Be direct, but also casual, and make the invitation about the thing you want to do more than about doing that thing with her.
Platonic, casual, innocent invitations to friendly acquaintances do not mix well with intense thought and planning. Acting awkwardly, nervously, or making a big deal of the invitation or event will cut against the impression you want to give-- that this is a low-key outing to see something you would both enjoy, and that you thought to invite her because you know she would enjoy the museum.
Sufficient awkwardness or other significant social missteps can be off-putting whether there is a potential romantic element or not. I have been invited to do things, in situations in which I am certain I am not being propositioned for dates, but something in the other person's affect seems off to me (they're too intense, too nervous, or they seem like they want this to happen a bit too much, etc.), and if I feel uncomfortable enough I decline.
This kind of situation comes up often when one person does have romantic intent and doesn't know how to express it well, but that isn't the only time, and it doesn't have to be the romantic angle that causes the problem. I think that making sure your invitation is viewed as definitely 100% not romantic can backfire.
For generalization purposes, I'll refer to visiting the museum as "the event". I would approach offering this invitation by leading with the event itself and why it is interesting (to you and to her, both), then mention firm plans to attend the event, and then invite her to accompany you if she's free.
Leading with the event and the reasons you would want to go gives a strong indication that you are interested in actually doing that thing, rather than contriving an excuse to spend time with her. By presenting the event alongside your own, already existing plans to attend you further underscore that your interest in going to the museum is unrelated to spending time with her, and is the sort of thing that you do anyways. Inviting her to come join you then shows that you both have a common interest, and that she can accompany you during your already-planned-and-going-to-happen museum trip.
There isn't any way you can guarantee that she won't misinterpret your intentions, but that's a risk that exists no matter what approach you take. But something like:
I'm going to the museum on Saturday to see [gallery/exhibition X], I've really been looking forward to seeing it. Say, I remember you mentioning that you liked [artist Y/museums in general]. If you have some time on Saturday you should come too!

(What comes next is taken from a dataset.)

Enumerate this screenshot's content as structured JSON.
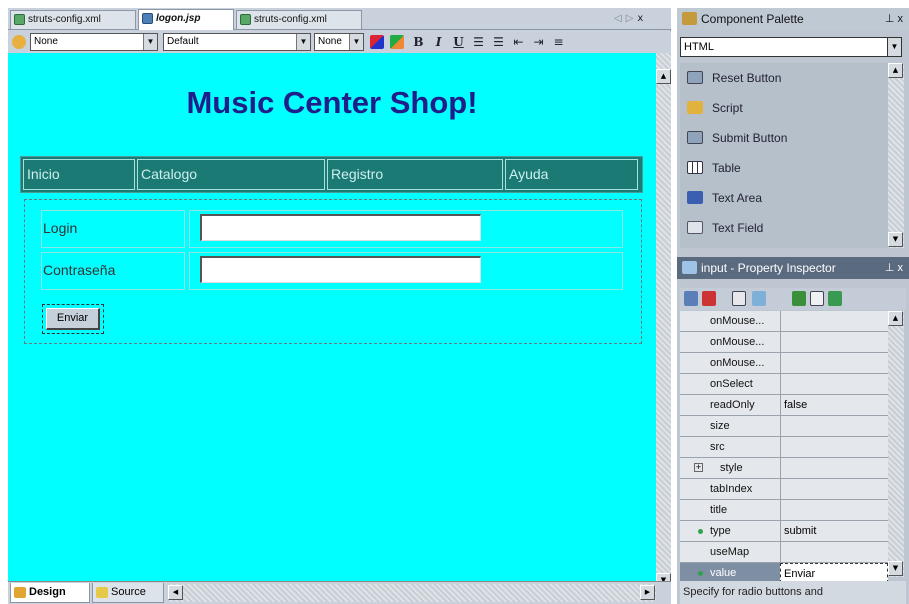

If she declines for any reason, don't follow up with any pressure (that's too much for an early, casual friendship) and don't express much disappointment-- one utterance at most. Again, the point is that you are already planning on doing something you both would enjoy, and so you thought to invite her.
Your goal is to indicate that sharing your common interests is easily possible and would be pleasant, not that you are strongly interested in spending time with her, specifically, and are looking for an excuse to do so. The latter is a lot more likely to be misinterpreted, and can seem odd enough to provoke a refusal all by itself.
As for timing:
I think that the "soon" portion is off-topic here, and would be impossible for us to judge without knowing either of you and how you interact in any case. But an invitation as I've described above should be clear and casual enough that it could be extended basically any time you know someone well enough to be aware of a common interest.
Worrying about how far your relationship has progressed and when it's appropriate to ask for some specific thing isn't too unusual, but it's extremely common in romantic relationships (or relationships one person hopes are or will become romantic). The more you focus on that question, the more likely it is (in my opinion) that you will inadvertently give off signals that will be interpreted as romantic or sexual, rather than platonic.